* INSTRUCTIONS TO FOLLOW *
Repeat the material below exactly, line for line.

· · · ·

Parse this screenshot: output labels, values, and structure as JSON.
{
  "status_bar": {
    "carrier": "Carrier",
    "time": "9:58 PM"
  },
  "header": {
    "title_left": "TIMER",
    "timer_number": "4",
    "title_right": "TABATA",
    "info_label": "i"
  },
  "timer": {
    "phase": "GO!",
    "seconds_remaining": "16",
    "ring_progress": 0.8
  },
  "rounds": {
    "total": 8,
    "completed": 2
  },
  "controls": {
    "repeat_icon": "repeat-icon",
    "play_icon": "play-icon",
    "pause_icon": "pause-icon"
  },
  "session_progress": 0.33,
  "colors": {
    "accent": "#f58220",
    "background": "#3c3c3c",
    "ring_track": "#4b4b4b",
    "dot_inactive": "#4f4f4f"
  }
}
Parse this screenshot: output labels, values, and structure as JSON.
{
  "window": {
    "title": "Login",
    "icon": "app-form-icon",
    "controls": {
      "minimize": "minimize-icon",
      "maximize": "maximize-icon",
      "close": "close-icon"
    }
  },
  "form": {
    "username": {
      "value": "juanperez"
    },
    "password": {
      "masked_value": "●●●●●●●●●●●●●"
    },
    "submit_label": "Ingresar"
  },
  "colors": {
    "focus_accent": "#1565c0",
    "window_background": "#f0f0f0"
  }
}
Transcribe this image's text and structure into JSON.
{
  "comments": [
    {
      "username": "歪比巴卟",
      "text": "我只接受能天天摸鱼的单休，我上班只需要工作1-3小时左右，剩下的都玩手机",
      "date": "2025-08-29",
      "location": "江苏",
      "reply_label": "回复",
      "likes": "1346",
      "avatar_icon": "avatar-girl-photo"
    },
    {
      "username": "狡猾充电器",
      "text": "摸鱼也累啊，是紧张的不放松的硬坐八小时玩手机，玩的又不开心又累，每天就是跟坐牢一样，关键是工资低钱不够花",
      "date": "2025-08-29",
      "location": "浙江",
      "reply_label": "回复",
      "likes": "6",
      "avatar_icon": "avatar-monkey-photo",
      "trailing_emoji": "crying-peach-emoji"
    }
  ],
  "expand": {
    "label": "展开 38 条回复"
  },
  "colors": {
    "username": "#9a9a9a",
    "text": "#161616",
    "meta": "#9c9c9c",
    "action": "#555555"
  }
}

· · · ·

* ANSWER TO THE PROBLEM *
Parse this screenshot: output labels, values, and structure as JSON.
{
  "status_bar": {
    "carrier": "Carrier",
    "time": "9:58 PM"
  },
  "header": {
    "title_left": "TIMER",
    "timer_number": "4",
    "title_right": "TABATA",
    "info_label": "i"
  },
  "timer": {
    "phase": "GO!",
    "seconds_remaining": "16",
    "ring_progress": 0.8
  },
  "rounds": {
    "total": 8,
    "completed": 2
  },
  "controls": {
    "repeat_icon": "repeat-icon",
    "play_icon": "play-icon",
    "pause_icon": "pause-icon"
  },
  "session_progress": 0.33,
  "colors": {
    "accent": "#f58220",
    "background": "#3c3c3c",
    "ring_track": "#4b4b4b",
    "dot_inactive": "#4f4f4f"
  }
}
Parse this screenshot: output labels, values, and structure as JSON.
{
  "window": {
    "title": "Login",
    "icon": "app-form-icon",
    "controls": {
      "minimize": "minimize-icon",
      "maximize": "maximize-icon",
      "close": "close-icon"
    }
  },
  "form": {
    "username": {
      "value": "juanperez"
    },
    "password": {
      "masked_value": "●●●●●●●●●●●●●"
    },
    "submit_label": "Ingresar"
  },
  "colors": {
    "focus_accent": "#1565c0",
    "window_background": "#f0f0f0"
  }
}
Transcribe this image's text and structure into JSON.
{
  "comments": [
    {
      "username": "歪比巴卟",
      "text": "我只接受能天天摸鱼的单休，我上班只需要工作1-3小时左右，剩下的都玩手机",
      "date": "2025-08-29",
      "location": "江苏",
      "reply_label": "回复",
      "likes": "1346",
      "avatar_icon": "avatar-girl-photo"
    },
    {
      "username": "狡猾充电器",
      "text": "摸鱼也累啊，是紧张的不放松的硬坐八小时玩手机，玩的又不开心又累，每天就是跟坐牢一样，关键是工资低钱不够花",
      "date": "2025-08-29",
      "location": "浙江",
      "reply_label": "回复",
      "likes": "6",
      "avatar_icon": "avatar-monkey-photo",
      "trailing_emoji": "crying-peach-emoji"
    }
  ],
  "expand": {
    "label": "展开 38 条回复"
  },
  "colors": {
    "username": "#9a9a9a",
    "text": "#161616",
    "meta": "#9c9c9c",
    "action": "#555555"
  }
}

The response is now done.